ABOUT THIS EXERCISE:
Please output the lines shown below exactly as they appear.

MATERIAL FOR THIS TASK:

★ ★ ★ ★ ★

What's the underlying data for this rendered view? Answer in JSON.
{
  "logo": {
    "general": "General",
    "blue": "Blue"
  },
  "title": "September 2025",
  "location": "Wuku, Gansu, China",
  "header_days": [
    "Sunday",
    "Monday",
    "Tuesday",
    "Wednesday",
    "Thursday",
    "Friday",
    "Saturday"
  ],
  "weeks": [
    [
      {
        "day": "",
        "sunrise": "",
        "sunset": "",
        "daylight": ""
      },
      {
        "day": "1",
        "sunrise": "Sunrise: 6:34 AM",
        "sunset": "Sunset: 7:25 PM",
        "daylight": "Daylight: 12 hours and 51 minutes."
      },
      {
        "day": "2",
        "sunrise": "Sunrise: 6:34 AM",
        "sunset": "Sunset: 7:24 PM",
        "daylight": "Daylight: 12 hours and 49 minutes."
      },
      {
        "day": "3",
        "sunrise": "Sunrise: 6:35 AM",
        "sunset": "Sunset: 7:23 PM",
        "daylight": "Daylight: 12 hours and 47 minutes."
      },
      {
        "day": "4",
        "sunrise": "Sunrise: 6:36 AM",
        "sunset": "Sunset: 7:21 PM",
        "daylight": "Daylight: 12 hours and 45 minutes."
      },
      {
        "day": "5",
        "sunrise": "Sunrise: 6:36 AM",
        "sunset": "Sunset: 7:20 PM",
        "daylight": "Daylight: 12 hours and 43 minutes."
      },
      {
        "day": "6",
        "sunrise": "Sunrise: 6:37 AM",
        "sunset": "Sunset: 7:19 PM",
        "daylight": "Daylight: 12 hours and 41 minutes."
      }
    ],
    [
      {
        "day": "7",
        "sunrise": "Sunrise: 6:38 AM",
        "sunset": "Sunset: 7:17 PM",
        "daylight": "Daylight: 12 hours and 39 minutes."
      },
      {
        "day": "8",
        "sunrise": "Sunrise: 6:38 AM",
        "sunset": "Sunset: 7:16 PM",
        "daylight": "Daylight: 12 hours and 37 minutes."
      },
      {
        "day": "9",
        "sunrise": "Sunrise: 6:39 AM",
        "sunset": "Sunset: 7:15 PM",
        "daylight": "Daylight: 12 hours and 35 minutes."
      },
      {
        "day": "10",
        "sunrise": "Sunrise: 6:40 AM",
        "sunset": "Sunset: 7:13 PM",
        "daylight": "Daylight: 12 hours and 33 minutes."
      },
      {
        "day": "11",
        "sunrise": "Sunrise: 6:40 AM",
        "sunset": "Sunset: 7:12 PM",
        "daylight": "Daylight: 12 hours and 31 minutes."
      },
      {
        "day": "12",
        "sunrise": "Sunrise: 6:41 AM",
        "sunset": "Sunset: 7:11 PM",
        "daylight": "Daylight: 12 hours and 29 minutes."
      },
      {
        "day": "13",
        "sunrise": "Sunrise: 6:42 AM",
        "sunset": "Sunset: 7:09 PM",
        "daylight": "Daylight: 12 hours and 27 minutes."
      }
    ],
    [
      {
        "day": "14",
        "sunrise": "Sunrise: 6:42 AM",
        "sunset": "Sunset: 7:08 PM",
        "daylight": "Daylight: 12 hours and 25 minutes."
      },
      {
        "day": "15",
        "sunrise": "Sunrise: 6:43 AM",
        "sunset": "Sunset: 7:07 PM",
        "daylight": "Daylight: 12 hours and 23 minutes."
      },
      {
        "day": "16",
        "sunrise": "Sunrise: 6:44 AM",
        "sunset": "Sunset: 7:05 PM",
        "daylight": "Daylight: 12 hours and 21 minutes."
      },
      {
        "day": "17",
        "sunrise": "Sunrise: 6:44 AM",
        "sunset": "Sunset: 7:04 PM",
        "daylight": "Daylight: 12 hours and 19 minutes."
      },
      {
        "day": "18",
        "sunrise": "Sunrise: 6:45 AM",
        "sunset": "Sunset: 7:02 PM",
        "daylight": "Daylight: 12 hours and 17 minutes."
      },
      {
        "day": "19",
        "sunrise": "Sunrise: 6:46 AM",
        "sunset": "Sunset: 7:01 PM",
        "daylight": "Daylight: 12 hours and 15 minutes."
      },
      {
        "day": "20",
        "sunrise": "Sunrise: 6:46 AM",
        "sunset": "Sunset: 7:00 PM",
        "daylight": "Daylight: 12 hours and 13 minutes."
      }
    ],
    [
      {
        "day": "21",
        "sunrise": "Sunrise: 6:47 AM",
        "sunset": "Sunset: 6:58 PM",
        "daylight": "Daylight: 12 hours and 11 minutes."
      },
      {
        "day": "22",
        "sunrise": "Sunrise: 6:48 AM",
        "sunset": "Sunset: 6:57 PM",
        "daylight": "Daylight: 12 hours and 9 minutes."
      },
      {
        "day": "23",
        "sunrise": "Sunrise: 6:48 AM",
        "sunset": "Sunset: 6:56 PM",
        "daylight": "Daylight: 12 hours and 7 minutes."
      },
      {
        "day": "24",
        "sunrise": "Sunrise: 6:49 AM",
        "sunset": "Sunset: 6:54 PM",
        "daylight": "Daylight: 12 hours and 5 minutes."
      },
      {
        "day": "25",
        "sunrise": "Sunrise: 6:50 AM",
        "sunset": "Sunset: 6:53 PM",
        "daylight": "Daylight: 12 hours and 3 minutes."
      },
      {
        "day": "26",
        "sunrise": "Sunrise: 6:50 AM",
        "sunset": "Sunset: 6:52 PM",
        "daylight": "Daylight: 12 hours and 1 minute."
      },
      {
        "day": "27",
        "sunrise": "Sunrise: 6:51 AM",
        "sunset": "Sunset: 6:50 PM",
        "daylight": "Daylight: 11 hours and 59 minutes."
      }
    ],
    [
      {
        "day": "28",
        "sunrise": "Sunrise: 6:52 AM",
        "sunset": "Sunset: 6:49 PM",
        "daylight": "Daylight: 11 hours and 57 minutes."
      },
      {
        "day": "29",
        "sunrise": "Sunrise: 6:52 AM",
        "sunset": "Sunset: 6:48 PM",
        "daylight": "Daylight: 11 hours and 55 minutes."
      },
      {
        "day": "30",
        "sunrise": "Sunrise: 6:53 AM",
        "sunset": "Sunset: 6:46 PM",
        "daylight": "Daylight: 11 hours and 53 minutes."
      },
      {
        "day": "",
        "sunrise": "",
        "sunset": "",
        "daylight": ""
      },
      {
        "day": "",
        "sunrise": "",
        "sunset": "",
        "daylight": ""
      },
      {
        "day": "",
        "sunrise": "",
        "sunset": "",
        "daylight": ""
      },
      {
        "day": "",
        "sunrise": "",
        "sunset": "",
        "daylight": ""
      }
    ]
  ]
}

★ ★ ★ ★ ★

REPLY:
What's the underlying data for this rendered view? Answer in JSON.
{
  "logo": {
    "general": "General",
    "blue": "Blue"
  },
  "title": "September 2025",
  "location": "Wuku, Gansu, China",
  "header_days": [
    "Sunday",
    "Monday",
    "Tuesday",
    "Wednesday",
    "Thursday",
    "Friday",
    "Saturday"
  ],
  "weeks": [
    [
      {
        "day": "",
        "sunrise": "",
        "sunset": "",
        "daylight": ""
      },
      {
        "day": "1",
        "sunrise": "Sunrise: 6:34 AM",
        "sunset": "Sunset: 7:25 PM",
        "daylight": "Daylight: 12 hours and 51 minutes."
      },
      {
        "day": "2",
        "sunrise": "Sunrise: 6:34 AM",
        "sunset": "Sunset: 7:24 PM",
        "daylight": "Daylight: 12 hours and 49 minutes."
      },
      {
        "day": "3",
        "sunrise": "Sunrise: 6:35 AM",
        "sunset": "Sunset: 7:23 PM",
        "daylight": "Daylight: 12 hours and 47 minutes."
      },
      {
        "day": "4",
        "sunrise": "Sunrise: 6:36 AM",
        "sunset": "Sunset: 7:21 PM",
        "daylight": "Daylight: 12 hours and 45 minutes."
      },
      {
        "day": "5",
        "sunrise": "Sunrise: 6:36 AM",
        "sunset": "Sunset: 7:20 PM",
        "daylight": "Daylight: 12 hours and 43 minutes."
      },
      {
        "day": "6",
        "sunrise": "Sunrise: 6:37 AM",
        "sunset": "Sunset: 7:19 PM",
        "daylight": "Daylight: 12 hours and 41 minutes."
      }
    ],
    [
      {
        "day": "7",
        "sunrise": "Sunrise: 6:38 AM",
        "sunset": "Sunset: 7:17 PM",
        "daylight": "Daylight: 12 hours and 39 minutes."
      },
      {
        "day": "8",
        "sunrise": "Sunrise: 6:38 AM",
        "sunset": "Sunset: 7:16 PM",
        "daylight": "Daylight: 12 hours and 37 minutes."
      },
      {
        "day": "9",
        "sunrise": "Sunrise: 6:39 AM",
        "sunset": "Sunset: 7:15 PM",
        "daylight": "Daylight: 12 hours and 35 minutes."
      },
      {
        "day": "10",
        "sunrise": "Sunrise: 6:40 AM",
        "sunset": "Sunset: 7:13 PM",
        "daylight": "Daylight: 12 hours and 33 minutes."
      },
      {
        "day": "11",
        "sunrise": "Sunrise: 6:40 AM",
        "sunset": "Sunset: 7:12 PM",
        "daylight": "Daylight: 12 hours and 31 minutes."
      },
      {
        "day": "12",
        "sunrise": "Sunrise: 6:41 AM",
        "sunset": "Sunset: 7:11 PM",
        "daylight": "Daylight: 12 hours and 29 minutes."
      },
      {
        "day": "13",
        "sunrise": "Sunrise: 6:42 AM",
        "sunset": "Sunset: 7:09 PM",
        "daylight": "Daylight: 12 hours and 27 minutes."
      }
    ],
    [
      {
        "day": "14",
        "sunrise": "Sunrise: 6:42 AM",
        "sunset": "Sunset: 7:08 PM",
        "daylight": "Daylight: 12 hours and 25 minutes."
      },
      {
        "day": "15",
        "sunrise": "Sunrise: 6:43 AM",
        "sunset": "Sunset: 7:07 PM",
        "daylight": "Daylight: 12 hours and 23 minutes."
      },
      {
        "day": "16",
        "sunrise": "Sunrise: 6:44 AM",
        "sunset": "Sunset: 7:05 PM",
        "daylight": "Daylight: 12 hours and 21 minutes."
      },
      {
        "day": "17",
        "sunrise": "Sunrise: 6:44 AM",
        "sunset": "Sunset: 7:04 PM",
        "daylight": "Daylight: 12 hours and 19 minutes."
      },
      {
        "day": "18",
        "sunrise": "Sunrise: 6:45 AM",
        "sunset": "Sunset: 7:02 PM",
        "daylight": "Daylight: 12 hours and 17 minutes."
      },
      {
        "day": "19",
        "sunrise": "Sunrise: 6:46 AM",
        "sunset": "Sunset: 7:01 PM",
        "daylight": "Daylight: 12 hours and 15 minutes."
      },
      {
        "day": "20",
        "sunrise": "Sunrise: 6:46 AM",
        "sunset": "Sunset: 7:00 PM",
        "daylight": "Daylight: 12 hours and 13 minutes."
      }
    ],
    [
      {
        "day": "21",
        "sunrise": "Sunrise: 6:47 AM",
        "sunset": "Sunset: 6:58 PM",
        "daylight": "Daylight: 12 hours and 11 minutes."
      },
      {
        "day": "22",
        "sunrise": "Sunrise: 6:48 AM",
        "sunset": "Sunset: 6:57 PM",
        "daylight": "Daylight: 12 hours and 9 minutes."
      },
      {
        "day": "23",
        "sunrise": "Sunrise: 6:48 AM",
        "sunset": "Sunset: 6:56 PM",
        "daylight": "Daylight: 12 hours and 7 minutes."
      },
      {
        "day": "24",
        "sunrise": "Sunrise: 6:49 AM",
        "sunset": "Sunset: 6:54 PM",
        "daylight": "Daylight: 12 hours and 5 minutes."
      },
      {
        "day": "25",
        "sunrise": "Sunrise: 6:50 AM",
        "sunset": "Sunset: 6:53 PM",
        "daylight": "Daylight: 12 hours and 3 minutes."
      },
      {
        "day": "26",
        "sunrise": "Sunrise: 6:50 AM",
        "sunset": "Sunset: 6:52 PM",
        "daylight": "Daylight: 12 hours and 1 minute."
      },
      {
        "day": "27",
        "sunrise": "Sunrise: 6:51 AM",
        "sunset": "Sunset: 6:50 PM",
        "daylight": "Daylight: 11 hours and 59 minutes."
      }
    ],
    [
      {
        "day": "28",
        "sunrise": "Sunrise: 6:52 AM",
        "sunset": "Sunset: 6:49 PM",
        "daylight": "Daylight: 11 hours and 57 minutes."
      },
      {
        "day": "29",
        "sunrise": "Sunrise: 6:52 AM",
        "sunset": "Sunset: 6:48 PM",
        "daylight": "Daylight: 11 hours and 55 minutes."
      },
      {
        "day": "30",
        "sunrise": "Sunrise: 6:53 AM",
        "sunset": "Sunset: 6:46 PM",
        "daylight": "Daylight: 11 hours and 53 minutes."
      },
      {
        "day": "",
        "sunrise": "",
        "sunset": "",
        "daylight": ""
      },
      {
        "day": "",
        "sunrise": "",
        "sunset": "",
        "daylight": ""
      },
      {
        "day": "",
        "sunrise": "",
        "sunset": "",
        "daylight": ""
      },
      {
        "day": "",
        "sunrise": "",
        "sunset": "",
        "daylight": ""
      }
    ]
  ]
}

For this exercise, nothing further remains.